Dataset extract below:
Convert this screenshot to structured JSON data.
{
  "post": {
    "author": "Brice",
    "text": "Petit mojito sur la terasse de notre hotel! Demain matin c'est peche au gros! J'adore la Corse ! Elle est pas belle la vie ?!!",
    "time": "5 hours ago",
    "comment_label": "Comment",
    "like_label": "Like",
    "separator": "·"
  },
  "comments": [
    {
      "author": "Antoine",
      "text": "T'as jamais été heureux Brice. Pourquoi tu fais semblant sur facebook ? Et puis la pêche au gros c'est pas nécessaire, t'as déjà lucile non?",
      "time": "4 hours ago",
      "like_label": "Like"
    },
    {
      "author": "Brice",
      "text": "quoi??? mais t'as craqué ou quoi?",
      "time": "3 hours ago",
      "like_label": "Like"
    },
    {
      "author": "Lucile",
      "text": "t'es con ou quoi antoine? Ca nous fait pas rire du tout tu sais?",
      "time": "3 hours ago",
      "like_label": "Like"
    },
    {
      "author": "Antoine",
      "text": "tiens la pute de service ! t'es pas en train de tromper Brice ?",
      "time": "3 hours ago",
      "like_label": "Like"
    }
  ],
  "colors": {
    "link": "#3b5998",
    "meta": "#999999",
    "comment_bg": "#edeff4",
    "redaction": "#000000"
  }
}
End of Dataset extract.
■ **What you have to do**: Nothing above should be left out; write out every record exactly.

■ **Written solution**:
Convert this screenshot to structured JSON data.
{
  "post": {
    "author": "Brice",
    "text": "Petit mojito sur la terasse de notre hotel! Demain matin c'est peche au gros! J'adore la Corse ! Elle est pas belle la vie ?!!",
    "time": "5 hours ago",
    "comment_label": "Comment",
    "like_label": "Like",
    "separator": "·"
  },
  "comments": [
    {
      "author": "Antoine",
      "text": "T'as jamais été heureux Brice. Pourquoi tu fais semblant sur facebook ? Et puis la pêche au gros c'est pas nécessaire, t'as déjà lucile non?",
      "time": "4 hours ago",
      "like_label": "Like"
    },
    {
      "author": "Brice",
      "text": "quoi??? mais t'as craqué ou quoi?",
      "time": "3 hours ago",
      "like_label": "Like"
    },
    {
      "author": "Lucile",
      "text": "t'es con ou quoi antoine? Ca nous fait pas rire du tout tu sais?",
      "time": "3 hours ago",
      "like_label": "Like"
    },
    {
      "author": "Antoine",
      "text": "tiens la pute de service ! t'es pas en train de tromper Brice ?",
      "time": "3 hours ago",
      "like_label": "Like"
    }
  ],
  "colors": {
    "link": "#3b5998",
    "meta": "#999999",
    "comment_bg": "#edeff4",
    "redaction": "#000000"
  }
}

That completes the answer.